An old saying credited to Benjamin Franklin rings true - “failing to plan is planning to fail.” When preparing budgets for this year, some organisations may have forecast a slowdown in the global economy or flagged the idea of a potential country-specific recession, but no one could have predicted the severity of the coronavirus and the impact it is having on the global economy.
Now is the time to enact business continuity plans. The following areas deserve serious attention.
This is a challenging time for everyone involved in your organisation. To help reduce the stress and anxiety, communication from the leadership team needs to be timely, open, and direct.
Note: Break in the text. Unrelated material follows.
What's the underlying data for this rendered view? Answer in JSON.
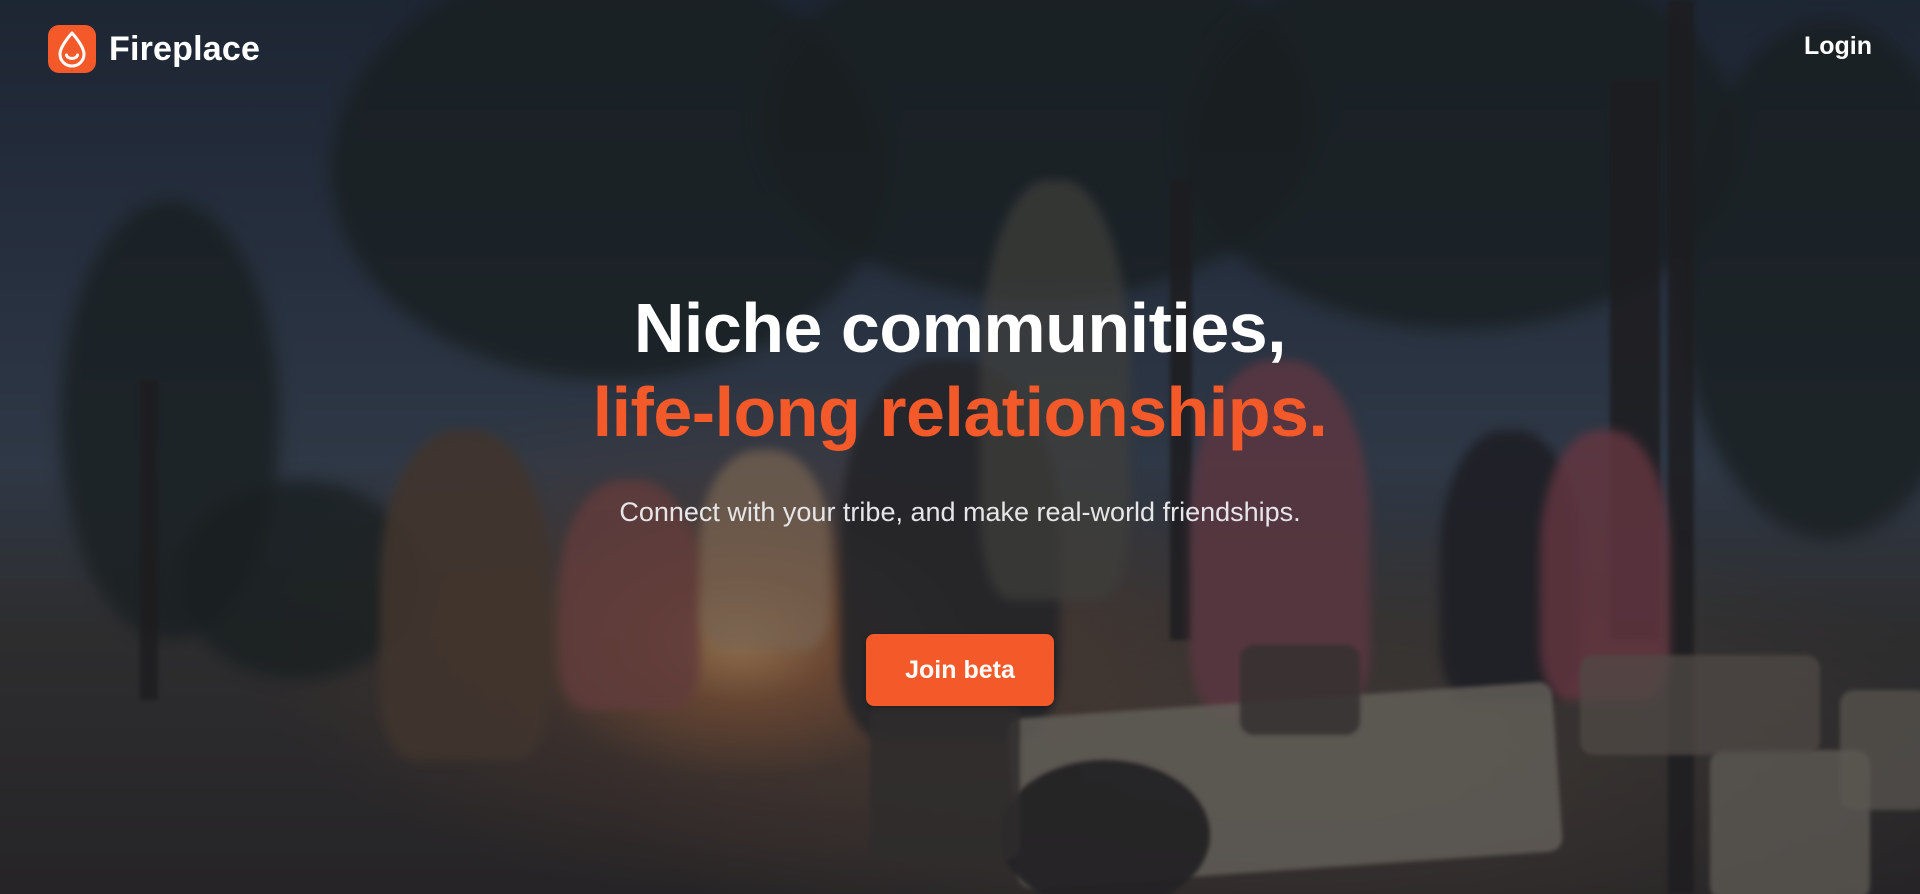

Nobody likes to be left in the dark. It creates discontent amongst staff, which eventually affects culture, and can lead to a drop in productivity. Employees have families and loved ones outside of the workplace, and will always compare what one organisation does to another. Employees should be updated on potential plans and how the organisation is dealing with the crisis.
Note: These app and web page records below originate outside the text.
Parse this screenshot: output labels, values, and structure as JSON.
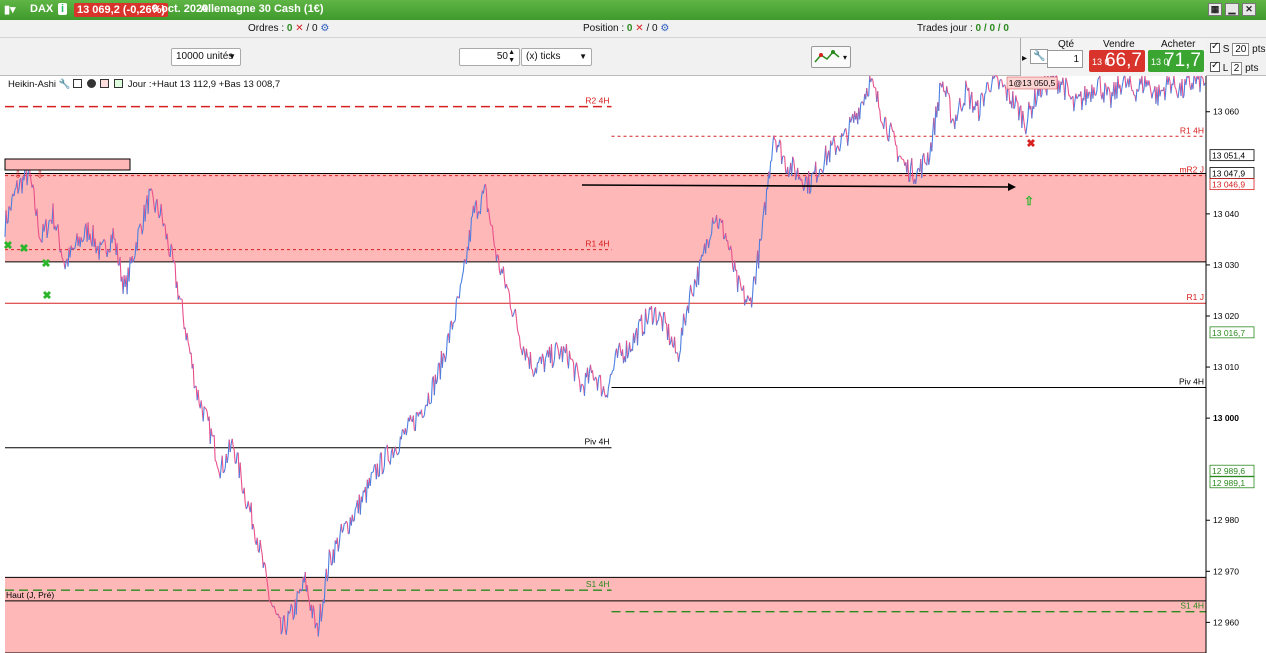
{
  "titlebar": {
    "instrument": "DAX",
    "quote": "13 069,2 (-0,26%)",
    "date": "9 oct. 2020",
    "market": "Allemagne 30 Cash (1€)"
  },
  "status": {
    "orders_label": "Ordres :",
    "orders_value": "0",
    "orders_slash": "/ 0",
    "position_label": "Position :",
    "position_value": "0",
    "position_slash": "/ 0",
    "trades_label": "Trades jour :",
    "trades_value": "0 / 0 / 0"
  },
  "toolbar": {
    "units": "10000 unités",
    "ticks_value": "50",
    "ticks_unit": "(x) ticks"
  },
  "order": {
    "qty_label": "Qté",
    "qty_value": "1",
    "sell_label": "Vendre",
    "sell_prefix": "13 0",
    "sell_price": "66,7",
    "buy_label": "Acheter",
    "buy_prefix": "13 0",
    "buy_price": "71,7",
    "s_label": "S",
    "s_value": "20",
    "l_label": "L",
    "l_value": "2",
    "pts": "pts"
  },
  "legend": {
    "indicator": "Heikin-Ashi",
    "info": "Jour :+Haut 13 112,9 +Bas 13 008,7"
  },
  "chart_data": {
    "type": "line",
    "ylim": [
      12954,
      13067
    ],
    "y_ticks": [
      {
        "value": 13060,
        "label": "13 060"
      },
      {
        "value": 13040,
        "label": "13 040"
      },
      {
        "value": 13030,
        "label": "13 030"
      },
      {
        "value": 13020,
        "label": "13 020"
      },
      {
        "value": 13010,
        "label": "13 010"
      },
      {
        "value": 13000,
        "label": "13 000"
      },
      {
        "value": 12980,
        "label": "12 980"
      },
      {
        "value": 12970,
        "label": "12 970"
      },
      {
        "value": 12960,
        "label": "12 960"
      }
    ],
    "price_tags": [
      {
        "value": 13051.4,
        "label": "13 051,4",
        "color": "#000000"
      },
      {
        "value": 13047.9,
        "label": "13 047,9",
        "color": "#000000"
      },
      {
        "value": 13046.9,
        "label": "13 046,9",
        "color": "#d72020"
      },
      {
        "value": 13016.7,
        "label": "13 016,7",
        "color": "#2b8a1f"
      },
      {
        "value": 12989.6,
        "label": "12 989,6",
        "color": "#2b8a1f"
      },
      {
        "value": 12989.1,
        "label": "12 989,1",
        "color": "#2b8a1f"
      }
    ],
    "zones": [
      {
        "from": 13030.6,
        "to": 13047.9,
        "color": "#ffb8b8"
      },
      {
        "from": 12954,
        "to": 12968.8,
        "color": "#ffb8b8"
      }
    ],
    "levels": [
      {
        "label": "R2 4H",
        "value": 13061,
        "color": "#d72020",
        "dash": "long",
        "x0": 0.0,
        "x1": 0.505,
        "label_x": 0.505
      },
      {
        "label": "R1 4H",
        "value": 13033,
        "color": "#d72020",
        "dash": "short",
        "x0": 0.0,
        "x1": 0.505,
        "label_x": 0.505
      },
      {
        "label": "R1 4H",
        "value": 13055.2,
        "color": "#d72020",
        "dash": "short",
        "x0": 0.505,
        "x1": 1.0,
        "label_x": 1.0
      },
      {
        "label": "mR2 J",
        "value": 13047.5,
        "color": "#d72020",
        "dash": "short",
        "x0": 0.0,
        "x1": 1.0,
        "label_x": 1.0
      },
      {
        "label": "R1 J",
        "value": 13022.5,
        "color": "#d72020",
        "dash": "solid",
        "x0": 0.0,
        "x1": 1.0,
        "label_x": 1.0
      },
      {
        "label": "Piv 4H",
        "value": 12994.2,
        "color": "#000000",
        "dash": "solid",
        "x0": 0.0,
        "x1": 0.505,
        "label_x": 0.505
      },
      {
        "label": "Piv 4H",
        "value": 13006,
        "color": "#000000",
        "dash": "solid",
        "x0": 0.505,
        "x1": 1.0,
        "label_x": 1.0
      },
      {
        "label": "S1 4H",
        "value": 12966.3,
        "color": "#2b8a1f",
        "dash": "long",
        "x0": 0.0,
        "x1": 0.505,
        "label_x": 0.505
      },
      {
        "label": "S1 4H",
        "value": 12962.1,
        "color": "#2b8a1f",
        "dash": "long",
        "x0": 0.505,
        "x1": 1.0,
        "label_x": 1.0
      },
      {
        "label": "Haut (J, Pré)",
        "value": 12964.2,
        "color": "#000000",
        "dash": "solid",
        "x0": 0.0,
        "x1": 1.0,
        "label_x": 0.0
      }
    ],
    "trade_label": "1@13 050,5",
    "series": [
      {
        "x": [
          0,
          0.01,
          0.02,
          0.03,
          0.04,
          0.05,
          0.06,
          0.07,
          0.08,
          0.09,
          0.1,
          0.11,
          0.12,
          0.13,
          0.14,
          0.15,
          0.16,
          0.17,
          0.18,
          0.19,
          0.2,
          0.21,
          0.22,
          0.23,
          0.24,
          0.25,
          0.26,
          0.27,
          0.28,
          0.29,
          0.3,
          0.31,
          0.32,
          0.33,
          0.34,
          0.35,
          0.36,
          0.37,
          0.38,
          0.39,
          0.4,
          0.41,
          0.42,
          0.43,
          0.44,
          0.45,
          0.46,
          0.47,
          0.48,
          0.49,
          0.5,
          0.51,
          0.52,
          0.53,
          0.54,
          0.55,
          0.56,
          0.57,
          0.58,
          0.59,
          0.6,
          0.61,
          0.62,
          0.63,
          0.64,
          0.65,
          0.66,
          0.67,
          0.68,
          0.69,
          0.7,
          0.71,
          0.72,
          0.73,
          0.74,
          0.75,
          0.76,
          0.77,
          0.78,
          0.79,
          0.8,
          0.81,
          0.82,
          0.83,
          0.84,
          0.85,
          0.86,
          0.87,
          0.88,
          0.89,
          0.9,
          0.91,
          0.92,
          0.93,
          0.94,
          0.95,
          0.96,
          0.97,
          0.98,
          0.99,
          1.0
        ],
        "y": [
          13038,
          13045,
          13048,
          13035,
          13040,
          13030,
          13034,
          13037,
          13032,
          13036,
          13025,
          13035,
          13043,
          13040,
          13030,
          13018,
          13005,
          12998,
          12990,
          12995,
          12985,
          12977,
          12965,
          12958,
          12962,
          12968,
          12958,
          12972,
          12977,
          12981,
          12985,
          12990,
          12993,
          12996,
          12999,
          13003,
          13008,
          13016,
          13025,
          13040,
          13044,
          13031,
          13024,
          13015,
          13010,
          13011,
          13013,
          13012,
          13006,
          13009,
          13005,
          13012,
          13014,
          13018,
          13021,
          13018,
          13012,
          13024,
          13030,
          13040,
          13036,
          13026,
          13022,
          13035,
          13056,
          13050,
          13048,
          13046,
          13050,
          13053,
          13055,
          13060,
          13066,
          13060,
          13054,
          13049,
          13048,
          13052,
          13066,
          13058,
          13064,
          13060,
          13066,
          13065,
          13062,
          13058,
          13064,
          13066,
          13066,
          13061,
          13063,
          13066,
          13062,
          13066,
          13064,
          13066,
          13063,
          13066,
          13064,
          13066,
          13066
        ]
      }
    ]
  }
}
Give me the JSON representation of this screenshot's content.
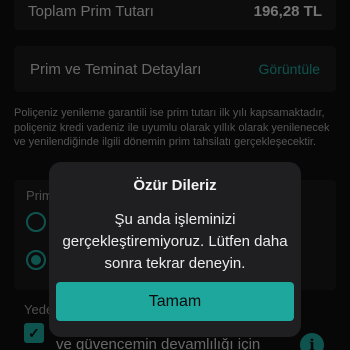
{
  "background": {
    "premium_label": "Toplam Prim Tutarı",
    "premium_amount": "196,28 TL",
    "detail_card_label": "Prim ve Teminat Detayları",
    "detail_card_link": "Görüntüle",
    "info_text": "Poliçeniz yenileme garantili ise prim tutarı ilk yılı kapsamaktadır, poliçeniz kredi vadeniz ile uyumlu olarak yıllık olarak yenilenecek ve yenilendiğinde ilgili dönemin prim tahsilatı gerçekleşecektir.",
    "section_title": "Prim",
    "extension_label": "Yede",
    "extension_text": "ve güvencemin devamlılığı için"
  },
  "dialog": {
    "title": "Özür Dileriz",
    "message": "Şu anda işleminizi gerçekleştiremiyoruz. Lütfen daha sonra tekrar deneyin.",
    "button_label": "Tamam"
  },
  "colors": {
    "accent": "#1ea79c",
    "dialog_bg": "#1f1f22",
    "page_bg": "#0e0e10"
  },
  "icons": {
    "checkbox": "check-icon",
    "info": "info-icon"
  }
}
Have open and honest communication with employees. Due to the ever-changing information and daily updates around the globe, today’s communication can be quickly outdated. Having open communication with employees allows organisations to pivot and change direction if required. No one has all the answers at this moment, and it is acceptable to change the message given to employees – own the change and give the reasons for the change.
Ensure management and HR communication is in sync and that delivery methods are consistent.
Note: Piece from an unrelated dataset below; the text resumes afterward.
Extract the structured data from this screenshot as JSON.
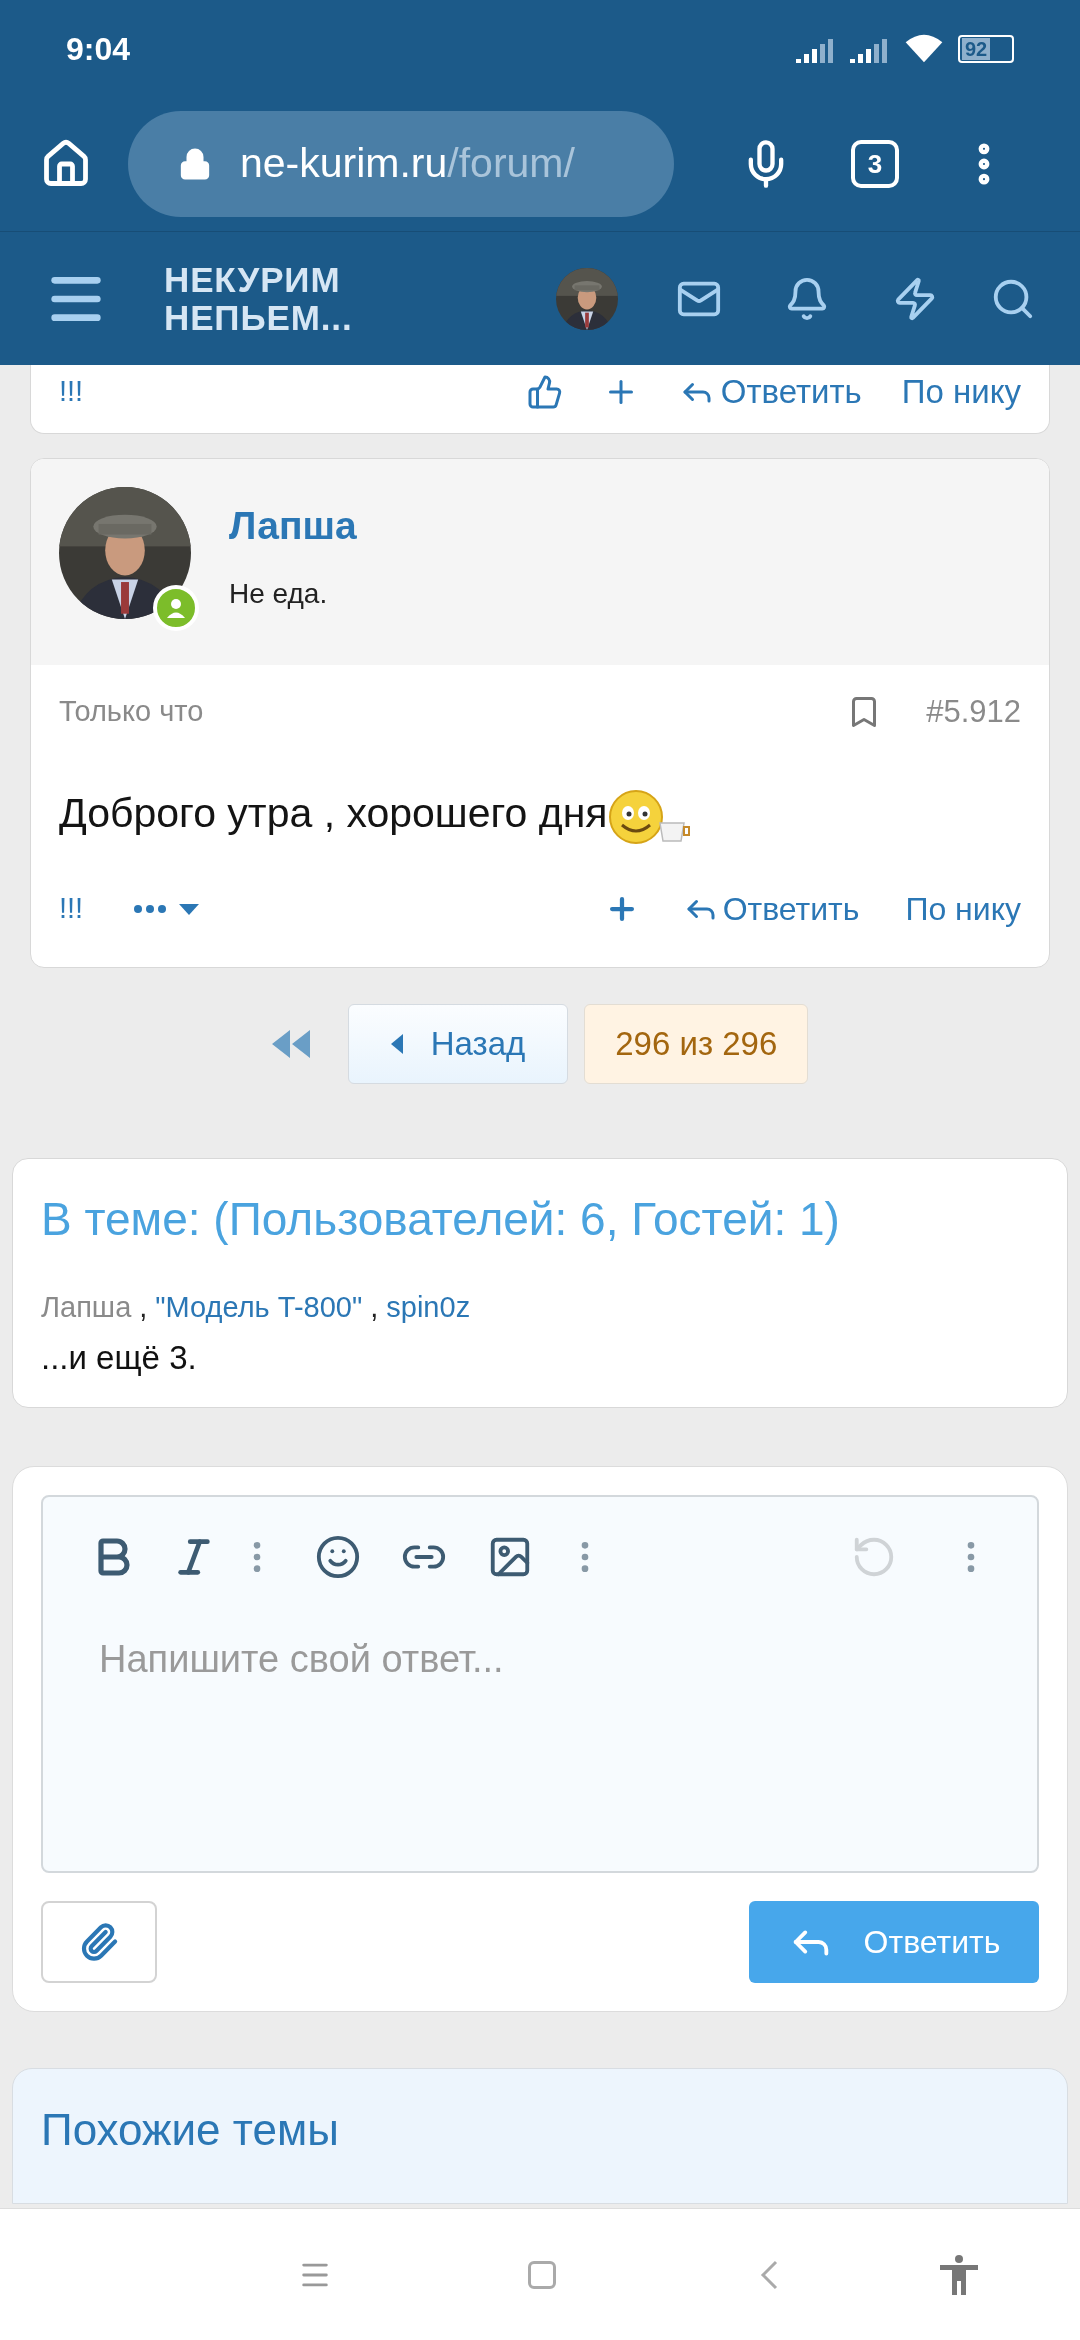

Allow communication channels to be open. It is not necessarily a voice from the top, but a two-way street. Listen to your employees and understand their concerns.
Everyone has different circumstances. Some employees may be caretakers of elderly parents, some may have young families, while still others may have responsibilities unknown to their workplace. The crisis can be an emotionally challenging time, and the workplace needs to become more sensitive and flexible to employees – most recently, we are seeing schools and government services closing indefinitely. What we would have considered to be the most elementary routine, for example, taking public transport, now has a new element of risk.
We are now seeing working from home and flexible working hours becoming more common to accommodate both employers’ and employees’ needs.
Cash flow management
Be prepared for an economic slowdown. The leadership team needs to be stress testing financial models and testing various assumptions – including the assumption of a global recession. Running stress tests allows the organisation to ensure liquidity is sufficient. Stress tests can assist to understand at which point the organization will need to make adjustments to operations. Identify plans and remedies for each point before it occurs.
Be in contact with customers and suppliers, and have open communication. In the current market, the collection of outstanding invoices may prove difficult. Staying close to customers and suppliers allows you to understand the threats they face and the associated risk to your business.
A great leader is one who stands up in a time of crisis. A leader is not a cheerleader, but one who is in the forefront. They communicate clearly and in a timely way to reassure employees they are doing everything possible to minimize the impact of the situation.
As the pandemic continues to spread, it is still not too late to plan. Remember that communication is the bedrock of all relationships. In order to help ease pressure in times of uncertainty, employees need to be continually updated. Understandably, the leadership is in a difficult position, as they now face more pressure – day-to-day operations, continuity planning and stress testing, and communicating with employees.